Our youngest son, Will, turns 14 on a cold Tuesday night at Wrigley Field, and his birthday provides one of those father-son moments I cherish.
The game gives us a touch of excitement, but nothing special. The Cubs surrender runs late to fall behind 4-0 and then stage a furious 9th-inning rally with the winning run on base, only to fall heartbreaking short when a Texas Rangers outfield makes a great diving catch to ensure a 4-2 loss.
Will has seen all varieties of Cubs losses, including other birthday-present defeats. What makes this game special is the stuff that happens when nothing is going on.
On the drive to Wrigley, Will buries his head in a Nook, playing a video game with the sound off so as not to disturb me. Between computers, TVs, game devices, phones and tablets, teenage boys spend a lot of time staring at screens when they could be chatting it up with their dads.
During the game, in a Wrigley Field without an attention-sucking Jumbotron video screen, we talk.
"Really? Star Wars?" Will says as Starlin Castro strides to the plate in the first inning and Wrigley Field organist Gary Pressy salutes the Cubs all-star by playing the theme from "Star Wars."
I think that song is a fine choice by the underrated Pressy, who spent the bulk of his career in the shadow of wonderful White Sox organist Nancy Faust. This leads to a discussion with Will about what songs fit what ballplayers and about the value of ballpark organists instead of prerecorded tunes.
We talk about melodies to welcome Texas batter Elvis Andrus, such as "Don't Be Cruel" and "Love Me Tender" that Pressy pounds out on his Lowery organ tucked in the corner of the press box. I like it when a ball rolls down the first-base line, barely misses being a fair ball and Pressy responds by playing the 1970 classic "One Toke Over the Line" by one-hit wonders Brewer & Shipley.
Faust, who retired from the Sox but still can be hired away from her home in Mundelein to play for special events, is remembered forever as the organist whose inspired live rendition of "Na Na Hey Hey Kiss Him Goodbye" is so much more rousing than the song recorded by Steam.
The stories Will and I tell about music, baseball, Faust, organs, Cubs and Sox get interrupted by the action of the field.
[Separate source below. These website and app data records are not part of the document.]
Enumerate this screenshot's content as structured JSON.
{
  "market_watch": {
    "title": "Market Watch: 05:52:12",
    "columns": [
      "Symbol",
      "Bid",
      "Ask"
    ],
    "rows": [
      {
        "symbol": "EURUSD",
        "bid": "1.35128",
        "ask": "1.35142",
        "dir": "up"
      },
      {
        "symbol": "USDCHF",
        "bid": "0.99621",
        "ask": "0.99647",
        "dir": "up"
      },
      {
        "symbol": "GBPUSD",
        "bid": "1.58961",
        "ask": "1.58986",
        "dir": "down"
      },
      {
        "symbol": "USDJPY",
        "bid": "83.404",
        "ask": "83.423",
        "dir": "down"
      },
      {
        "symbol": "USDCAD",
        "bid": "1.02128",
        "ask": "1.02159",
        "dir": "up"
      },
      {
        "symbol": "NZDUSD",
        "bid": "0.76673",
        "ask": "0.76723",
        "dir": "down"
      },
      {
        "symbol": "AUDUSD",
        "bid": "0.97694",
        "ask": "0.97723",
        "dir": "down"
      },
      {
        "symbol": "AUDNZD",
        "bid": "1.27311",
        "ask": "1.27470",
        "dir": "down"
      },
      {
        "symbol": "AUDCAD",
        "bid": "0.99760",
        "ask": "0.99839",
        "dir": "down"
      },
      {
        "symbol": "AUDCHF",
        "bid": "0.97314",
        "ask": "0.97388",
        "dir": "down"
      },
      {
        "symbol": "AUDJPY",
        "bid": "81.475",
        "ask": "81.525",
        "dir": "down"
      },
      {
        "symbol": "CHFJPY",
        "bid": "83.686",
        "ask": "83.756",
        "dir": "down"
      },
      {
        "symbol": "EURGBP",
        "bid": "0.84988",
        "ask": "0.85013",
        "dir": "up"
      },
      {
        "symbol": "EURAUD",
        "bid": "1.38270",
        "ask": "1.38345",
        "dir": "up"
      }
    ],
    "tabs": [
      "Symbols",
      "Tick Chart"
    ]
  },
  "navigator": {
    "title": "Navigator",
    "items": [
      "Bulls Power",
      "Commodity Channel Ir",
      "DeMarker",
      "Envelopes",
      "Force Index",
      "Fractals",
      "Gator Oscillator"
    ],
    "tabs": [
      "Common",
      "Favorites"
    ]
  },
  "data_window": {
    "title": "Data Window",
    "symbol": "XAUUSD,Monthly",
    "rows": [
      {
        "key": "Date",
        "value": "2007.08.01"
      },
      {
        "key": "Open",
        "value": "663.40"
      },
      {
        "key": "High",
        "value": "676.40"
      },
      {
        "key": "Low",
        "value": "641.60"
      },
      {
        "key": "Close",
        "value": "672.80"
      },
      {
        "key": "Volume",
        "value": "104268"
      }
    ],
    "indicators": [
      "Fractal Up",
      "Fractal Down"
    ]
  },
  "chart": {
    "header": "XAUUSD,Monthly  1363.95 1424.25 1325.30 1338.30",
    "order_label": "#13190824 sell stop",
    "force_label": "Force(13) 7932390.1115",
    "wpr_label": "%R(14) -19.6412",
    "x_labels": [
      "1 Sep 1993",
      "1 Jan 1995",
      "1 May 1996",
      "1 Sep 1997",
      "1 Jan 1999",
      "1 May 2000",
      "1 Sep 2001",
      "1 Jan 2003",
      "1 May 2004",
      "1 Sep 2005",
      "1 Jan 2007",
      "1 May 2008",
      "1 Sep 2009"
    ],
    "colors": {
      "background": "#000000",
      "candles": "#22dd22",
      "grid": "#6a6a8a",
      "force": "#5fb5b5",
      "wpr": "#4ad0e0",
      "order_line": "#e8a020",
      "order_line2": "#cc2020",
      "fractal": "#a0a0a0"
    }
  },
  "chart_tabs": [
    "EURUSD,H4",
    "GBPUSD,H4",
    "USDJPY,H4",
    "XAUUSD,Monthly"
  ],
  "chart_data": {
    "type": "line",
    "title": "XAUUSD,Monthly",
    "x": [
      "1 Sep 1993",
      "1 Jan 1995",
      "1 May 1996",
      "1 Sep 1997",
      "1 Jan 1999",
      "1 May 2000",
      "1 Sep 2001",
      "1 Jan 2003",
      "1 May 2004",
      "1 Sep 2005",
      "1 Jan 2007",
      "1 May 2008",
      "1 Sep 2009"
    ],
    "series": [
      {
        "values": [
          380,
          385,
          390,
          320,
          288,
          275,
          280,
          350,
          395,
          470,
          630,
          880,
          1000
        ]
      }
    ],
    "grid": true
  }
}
"That's a hit?" Will asks incredulously after Cubs slugger Anthony Rizzo's line drive ricochets off the glove of the Ranger's first baseman. The small TV near our upper-deck seat shows a replay, but Will and I still debate about whether it should have been ruled an error, or if Will could have made the catch.
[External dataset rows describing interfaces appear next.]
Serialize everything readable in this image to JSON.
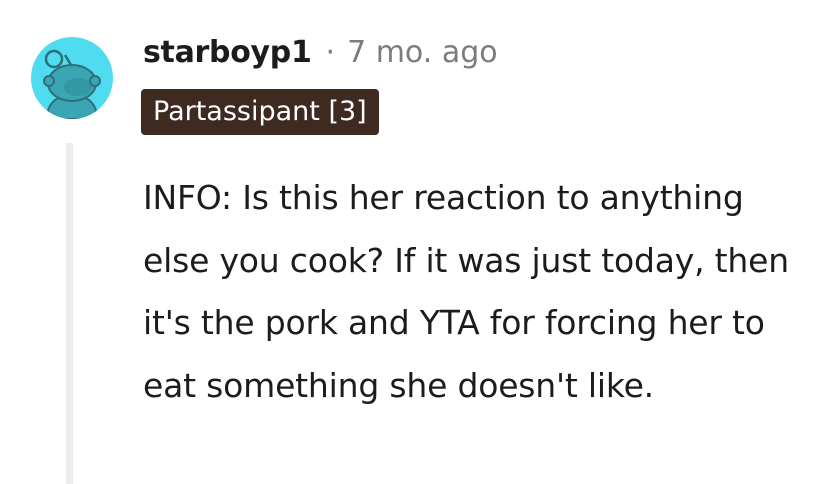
{
  "comment": {
    "author": "starboyp1",
    "separator": "·",
    "timestamp": "7 mo. ago",
    "flair": "Partassipant [3]",
    "body": "INFO: Is this her reaction to anything else you cook? If it was just today, then it's the pork and YTA for forcing her to eat something she doesn't like."
  },
  "colors": {
    "avatar_bg": "#4fdcf0",
    "flair_bg": "#3e2a20",
    "meta_text": "#7c7c7c",
    "thread_line": "#ececec"
  },
  "icons": {
    "avatar": "snoo-avatar-icon"
  }
}
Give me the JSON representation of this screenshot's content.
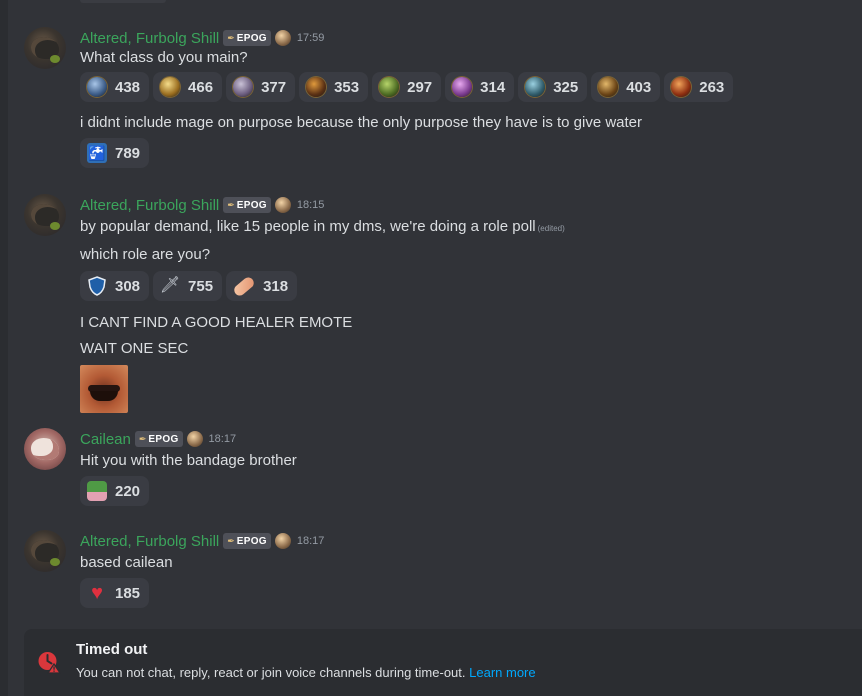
{
  "messages": [
    {
      "author": "Altered, Furbolg Shill",
      "role_tag": "EPOG",
      "time": "17:59",
      "lines": [
        "What class do you main?"
      ],
      "reactions": [
        {
          "icon": "warrior-class-icon",
          "count": "438"
        },
        {
          "icon": "paladin-class-icon",
          "count": "466"
        },
        {
          "icon": "priest-class-icon",
          "count": "377"
        },
        {
          "icon": "rogue-class-icon",
          "count": "353"
        },
        {
          "icon": "hunter-class-icon",
          "count": "297"
        },
        {
          "icon": "warlock-class-icon",
          "count": "314"
        },
        {
          "icon": "shaman-class-icon",
          "count": "325"
        },
        {
          "icon": "druid-class-icon",
          "count": "403"
        },
        {
          "icon": "mage-class-icon",
          "count": "263"
        }
      ],
      "follow_up": "i didnt include mage on purpose because the only purpose they have is to give water",
      "follow_reactions": [
        {
          "icon": "water-tap-icon",
          "count": "789"
        }
      ]
    },
    {
      "author": "Altered, Furbolg Shill",
      "role_tag": "EPOG",
      "time": "18:15",
      "lines": [
        "by popular demand, like 15 people in my dms, we're doing a role poll",
        "which role are you?"
      ],
      "edited": "(edited)",
      "reactions": [
        {
          "icon": "shield-icon",
          "count": "308"
        },
        {
          "icon": "dagger-icon",
          "count": "755"
        },
        {
          "icon": "bandage-icon",
          "count": "318"
        }
      ],
      "follow_lines": [
        "I CANT FIND A GOOD HEALER EMOTE",
        "WAIT ONE SEC"
      ]
    },
    {
      "author": "Cailean",
      "role_tag": "EPOG",
      "time": "18:17",
      "lines": [
        "Hit you with the bandage brother"
      ],
      "reactions": [
        {
          "icon": "pepe-bandage-icon",
          "count": "220"
        }
      ]
    },
    {
      "author": "Altered, Furbolg Shill",
      "role_tag": "EPOG",
      "time": "18:17",
      "lines": [
        "based cailean"
      ],
      "reactions": [
        {
          "icon": "heart-icon",
          "count": "185"
        }
      ]
    }
  ],
  "timeout": {
    "title": "Timed out",
    "description": "You can not chat, reply, react or join voice channels during time-out.",
    "link": "Learn more"
  },
  "colors": {
    "background": "#313338",
    "username": "#3ba55c",
    "link": "#00a8fc",
    "timeout_icon": "#da373c"
  }
}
"You know, Will, next year there probably will be a giant video screen in the left-field bleachers that will show replays," I say, explaining one of the major additions in the $500 million renovation plan.
"I think it will look ugly," Will responds. "I don't want a video screen."
Despite the cold, I get a warm feeling. When a dad and a teenage boy find something on which they agree and about which they are passionate, it creates a nice bond.
We talk about baseball, Jackie Robinson, the number 42, that time Will got a baseball Mariano Rivera used while warming up in the Wrigley bullpen, school, home, details of his birth, the guys lounging in the men's room where it is as toasty as a sauna, and all sorts of things between innings and during lulls in the action.
If Wrigley erects a 6,000-square-foot video screen, we probably will spend that time engrossed in watching the blooper highlights playing in high-definition as canned music assaults our senses. We'll watch M&M races instead of laughing about the surprise birthday gift that awaits him at home -- a baseball signed by Tony Campana, the speedy diminutive Cub who was one of Will's favorites last year but was traded to the Arizona Diamondbacks and is now hitting a meek .130 with the Reno Aces in the Triple-A Pacific Coast League.
The NFL is great on giant video screens. NBA games are perfect for people who need to be entertained constantly. But baseball is a pastime. It has a leisurely pace that encourages human interaction. While baseball seems determined to market itself as 5-hour Energy, the game really is a good, strong cup of coffee that needs to be savored, not consumed.
Most Cubs fans want (or at least understand the need for) a giant video screen. Trying to mediate all the bad such a thing will bring to Wrigley, I tell Will that a screen also will display items of interest, such as the fact that pitcher Shawn Camp has a 15.43 ERA, that Alfonso Soriano hit 46 homers and stole 41 bases the year before the Cubs snagged him, or that Castro was born in Monte Cristy, Dominican Republic.
"Dad, this is baseball," Will explains to me. "I don't need to read anything."
Especially if it is splayed across a giant video screen when a dad and son are trying to share a nice moment.